When the “free” elections in South Africa happened in 1994, I was a 19 year-old college freshman at a small liberal arts college in Ohio. Fortunately, I had become friends with many South Africans on my campus, and in the neighboring universities that dot the central and Southern Ohio landscape. I remember looking at a copy of the ballot, given to me by my roommate’s mother, and seeing the dozens of candidates of many political parties that made up the government of the “New” South Africa, which strangely enough, has turned out to be as new as the “new” American South. Nevertheless, we all (African, and Blacks from the US and Caribbean) assembled in front of the televisions to watch Nelson Mandela become the new President of South Africa, and transforming the ANC from an insurgent revolutionary movement to becoming the dominant political party of the neoliberal nation.
Little did I know, at 19 years old the price that had to be paid for the “progress” that the country was undertaking. While I now know that many were skeptical, few Black Americans knew that price better than Frank Wilderson, III, one of only two American Black members of the ANC, who with several other ANC members, was labeled by Nelson Mandela, “a threat to national security” in 1995.

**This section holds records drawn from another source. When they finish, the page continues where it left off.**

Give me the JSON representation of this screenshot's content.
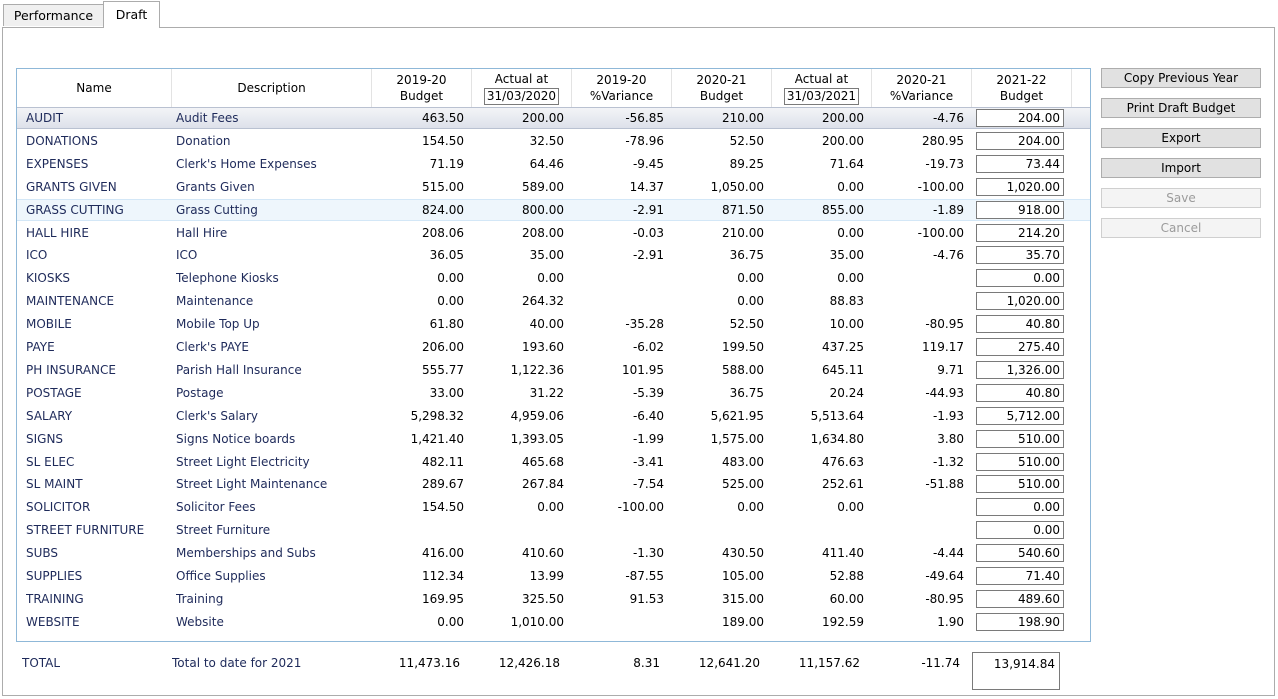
{
  "tabs": [
    {
      "label": "Performance"
    },
    {
      "label": "Draft"
    }
  ],
  "columns": {
    "name": [
      "Name"
    ],
    "description": [
      "Description"
    ],
    "b19": [
      "2019-20",
      "Budget"
    ],
    "a20": [
      "Actual at",
      "31/03/2020"
    ],
    "v19": [
      "2019-20",
      "%Variance"
    ],
    "b20": [
      "2020-21",
      "Budget"
    ],
    "a21": [
      "Actual at",
      "31/03/2021"
    ],
    "v20": [
      "2020-21",
      "%Variance"
    ],
    "b22": [
      "2021-22",
      "Budget"
    ]
  },
  "rows": [
    {
      "name": "AUDIT",
      "desc": "Audit Fees",
      "b19": "463.50",
      "a20": "200.00",
      "v19": "-56.85",
      "b20": "210.00",
      "a21": "200.00",
      "v20": "-4.76",
      "b22": "204.00"
    },
    {
      "name": "DONATIONS",
      "desc": "Donation",
      "b19": "154.50",
      "a20": "32.50",
      "v19": "-78.96",
      "b20": "52.50",
      "a21": "200.00",
      "v20": "280.95",
      "b22": "204.00"
    },
    {
      "name": "EXPENSES",
      "desc": "Clerk's Home Expenses",
      "b19": "71.19",
      "a20": "64.46",
      "v19": "-9.45",
      "b20": "89.25",
      "a21": "71.64",
      "v20": "-19.73",
      "b22": "73.44"
    },
    {
      "name": "GRANTS GIVEN",
      "desc": "Grants Given",
      "b19": "515.00",
      "a20": "589.00",
      "v19": "14.37",
      "b20": "1,050.00",
      "a21": "0.00",
      "v20": "-100.00",
      "b22": "1,020.00"
    },
    {
      "name": "GRASS CUTTING",
      "desc": "Grass Cutting",
      "b19": "824.00",
      "a20": "800.00",
      "v19": "-2.91",
      "b20": "871.50",
      "a21": "855.00",
      "v20": "-1.89",
      "b22": "918.00"
    },
    {
      "name": "HALL HIRE",
      "desc": "Hall Hire",
      "b19": "208.06",
      "a20": "208.00",
      "v19": "-0.03",
      "b20": "210.00",
      "a21": "0.00",
      "v20": "-100.00",
      "b22": "214.20"
    },
    {
      "name": "ICO",
      "desc": "ICO",
      "b19": "36.05",
      "a20": "35.00",
      "v19": "-2.91",
      "b20": "36.75",
      "a21": "35.00",
      "v20": "-4.76",
      "b22": "35.70"
    },
    {
      "name": "KIOSKS",
      "desc": "Telephone Kiosks",
      "b19": "0.00",
      "a20": "0.00",
      "v19": "",
      "b20": "0.00",
      "a21": "0.00",
      "v20": "",
      "b22": "0.00"
    },
    {
      "name": "MAINTENANCE",
      "desc": "Maintenance",
      "b19": "0.00",
      "a20": "264.32",
      "v19": "",
      "b20": "0.00",
      "a21": "88.83",
      "v20": "",
      "b22": "1,020.00"
    },
    {
      "name": "MOBILE",
      "desc": "Mobile Top Up",
      "b19": "61.80",
      "a20": "40.00",
      "v19": "-35.28",
      "b20": "52.50",
      "a21": "10.00",
      "v20": "-80.95",
      "b22": "40.80"
    },
    {
      "name": "PAYE",
      "desc": "Clerk's PAYE",
      "b19": "206.00",
      "a20": "193.60",
      "v19": "-6.02",
      "b20": "199.50",
      "a21": "437.25",
      "v20": "119.17",
      "b22": "275.40"
    },
    {
      "name": "PH INSURANCE",
      "desc": "Parish Hall Insurance",
      "b19": "555.77",
      "a20": "1,122.36",
      "v19": "101.95",
      "b20": "588.00",
      "a21": "645.11",
      "v20": "9.71",
      "b22": "1,326.00"
    },
    {
      "name": "POSTAGE",
      "desc": "Postage",
      "b19": "33.00",
      "a20": "31.22",
      "v19": "-5.39",
      "b20": "36.75",
      "a21": "20.24",
      "v20": "-44.93",
      "b22": "40.80"
    },
    {
      "name": "SALARY",
      "desc": "Clerk's Salary",
      "b19": "5,298.32",
      "a20": "4,959.06",
      "v19": "-6.40",
      "b20": "5,621.95",
      "a21": "5,513.64",
      "v20": "-1.93",
      "b22": "5,712.00"
    },
    {
      "name": "SIGNS",
      "desc": "Signs Notice boards",
      "b19": "1,421.40",
      "a20": "1,393.05",
      "v19": "-1.99",
      "b20": "1,575.00",
      "a21": "1,634.80",
      "v20": "3.80",
      "b22": "510.00"
    },
    {
      "name": "SL ELEC",
      "desc": "Street Light Electricity",
      "b19": "482.11",
      "a20": "465.68",
      "v19": "-3.41",
      "b20": "483.00",
      "a21": "476.63",
      "v20": "-1.32",
      "b22": "510.00"
    },
    {
      "name": "SL MAINT",
      "desc": "Street Light Maintenance",
      "b19": "289.67",
      "a20": "267.84",
      "v19": "-7.54",
      "b20": "525.00",
      "a21": "252.61",
      "v20": "-51.88",
      "b22": "510.00"
    },
    {
      "name": "SOLICITOR",
      "desc": "Solicitor Fees",
      "b19": "154.50",
      "a20": "0.00",
      "v19": "-100.00",
      "b20": "0.00",
      "a21": "0.00",
      "v20": "",
      "b22": "0.00"
    },
    {
      "name": "STREET FURNITURE",
      "desc": "Street Furniture",
      "b19": "",
      "a20": "",
      "v19": "",
      "b20": "",
      "a21": "",
      "v20": "",
      "b22": "0.00"
    },
    {
      "name": "SUBS",
      "desc": "Memberships and Subs",
      "b19": "416.00",
      "a20": "410.60",
      "v19": "-1.30",
      "b20": "430.50",
      "a21": "411.40",
      "v20": "-4.44",
      "b22": "540.60"
    },
    {
      "name": "SUPPLIES",
      "desc": "Office Supplies",
      "b19": "112.34",
      "a20": "13.99",
      "v19": "-87.55",
      "b20": "105.00",
      "a21": "52.88",
      "v20": "-49.64",
      "b22": "71.40"
    },
    {
      "name": "TRAINING",
      "desc": "Training",
      "b19": "169.95",
      "a20": "325.50",
      "v19": "91.53",
      "b20": "315.00",
      "a21": "60.00",
      "v20": "-80.95",
      "b22": "489.60"
    },
    {
      "name": "WEBSITE",
      "desc": "Website",
      "b19": "0.00",
      "a20": "1,010.00",
      "v19": "",
      "b20": "189.00",
      "a21": "192.59",
      "v20": "1.90",
      "b22": "198.90"
    }
  ],
  "total": {
    "name": "TOTAL",
    "desc": "Total to date for 2021",
    "b19": "11,473.16",
    "a20": "12,426.18",
    "v19": "8.31",
    "b20": "12,641.20",
    "a21": "11,157.62",
    "v20": "-11.74",
    "b22": "13,914.84"
  },
  "buttons": [
    {
      "label": "Copy Previous Year",
      "enabled": true
    },
    {
      "label": "Print Draft Budget",
      "enabled": true
    },
    {
      "label": "Export",
      "enabled": true
    },
    {
      "label": "Import",
      "enabled": true
    },
    {
      "label": "Save",
      "enabled": false
    },
    {
      "label": "Cancel",
      "enabled": false
    }
  ],
  "selected_row": "AUDIT",
  "hovered_row": "GRASS CUTTING"
}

Wilderson, author of the newly published and highly controversial memoir Incognegro: A Memoir of Exile & Apartheid offers an incisive view of how to a liberation movement that becomes a political party. He also reckons with what happens to a revolutionary who returns to a U.S. Left, mired in the politics of gaining access to the “rights” of civil society in multi-culti California.
I met Wilderson this past Sunday at a small reading at the Salon D’Afrique, a longstanding Harlem salon hosted by writer and scholar, Dr. Rashida Ismaili Abu-bakr, who gave a reading to about 15 invited guests would be engaged in a political dialogue with the author about the book, which according to Wilderson, intentionally does not offer a “what to do next” proscription for progressive movements in the U.S. or abroad.

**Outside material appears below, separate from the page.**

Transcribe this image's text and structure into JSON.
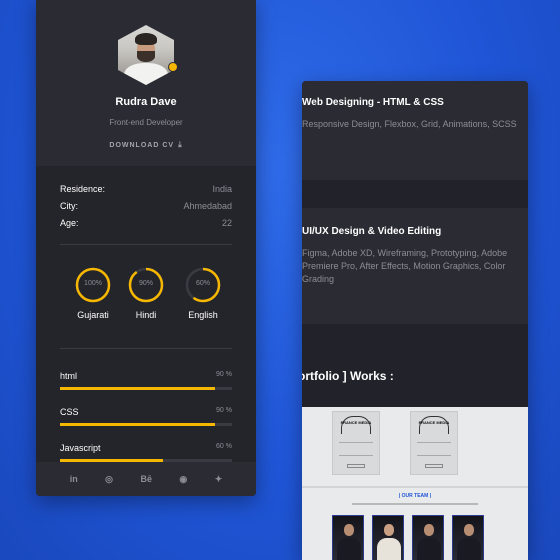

“The Black demand is for subjectivity,” stated Wilderson. “But progressive political movements must have a coherent goal, but the reality is that the demand cannot be met by a coherent demand, like a civil rights policy for access into civil society.”
Though he talked a little about the book’s structure—modeled after the 1987 autobiography of Black revolutionary Assata Shakur (currently in exile in Cuba), and written with chapters alternating between South Africa and the U.S.
“The organizational structure comes from Assata Shakur—how do you write about a revolutionary underground movement, anti-black racism in liberal and progressive California, and also the use of poetry,” Wilderson remarked.
Many of the guests who’d read the book were struck by the biography of his early life, the son of two academics who were the first family to integrate a Minneapolis suburb., which as Dr. Ismaili noted, “was not the stereotypical background of a Black revolutionary.”
Others, including myself, were struck by the places of sheet vulnerability in the work of a Black male political memoir. I am still reading the book, but I find this aspect of the book particularly refreshing.
The other central question of the book, partly made by the books structure is what are any real difference between the U.S. and South Africa? The book recounts one story illustrating this point. In one trip back to the U.S. with his South African wife at the time, she leaves him in New York telling him that if she wanted apartheid, she could get it at home.
This notion flies in the face of what so many on the left extrapolate from Black leftist politics—people seem to love the idea that Black revolutionaries learn to transcend concerns about Black people to take on more “international” concerns. From Malcolm X‘s trip to Mecca and MLK’s speech on opposing the Vietnam War, Black radicals can make it into the leftist pantheon of stars. Wilderson is drawing the conclusion that anti-Black racism is a global phenomenon and has yet to be addressed, let alone already solved, as much of the Left seems to purport.
“The world needs the Black position,” Wilderson said.
And though my friends, in 1994, watched the elections in South Africa with some level of pride and relief, we knew that being Black, whether from Soweto or St. Louis, Mombassa or Montego Bay, is what brought us into that room in the student center, shut away from the rest of the campus. But that hope we had, is exposed as a fraud in this book, and by the realities of where South Africa is headed. One of those friends, who was instrumental in my political growth, was killed in Soweto, sometime around 2001. South Africa continues to expand its prison system much like the US, and HIV/AIDS rates in Black communities in the US that literally rival those of Africans on the continent.
Incognegro, as a book, and WIlderson’s incessant and unrelenting look at the failure of the integration of Black concerns and liberation into “civil society” makes me highly recommend this book, and suggest you get yourself over the next few days over to one of his three readings in New York City.
October 21, 2008, 6-8pm
Medgar Evers College, CUNY
1650 Bedford Avenue
October 22, 2008 7:30-9:30pm
The Brecht Forum
451 West Street (between Bank & Bethune Streets)
New York, NY
October 23, 2008 06:30PM – 08:30PM
New York University
Meyer Hall, Rm. 121
4 Washington Place [between Broadway and Mercer]
New York, NY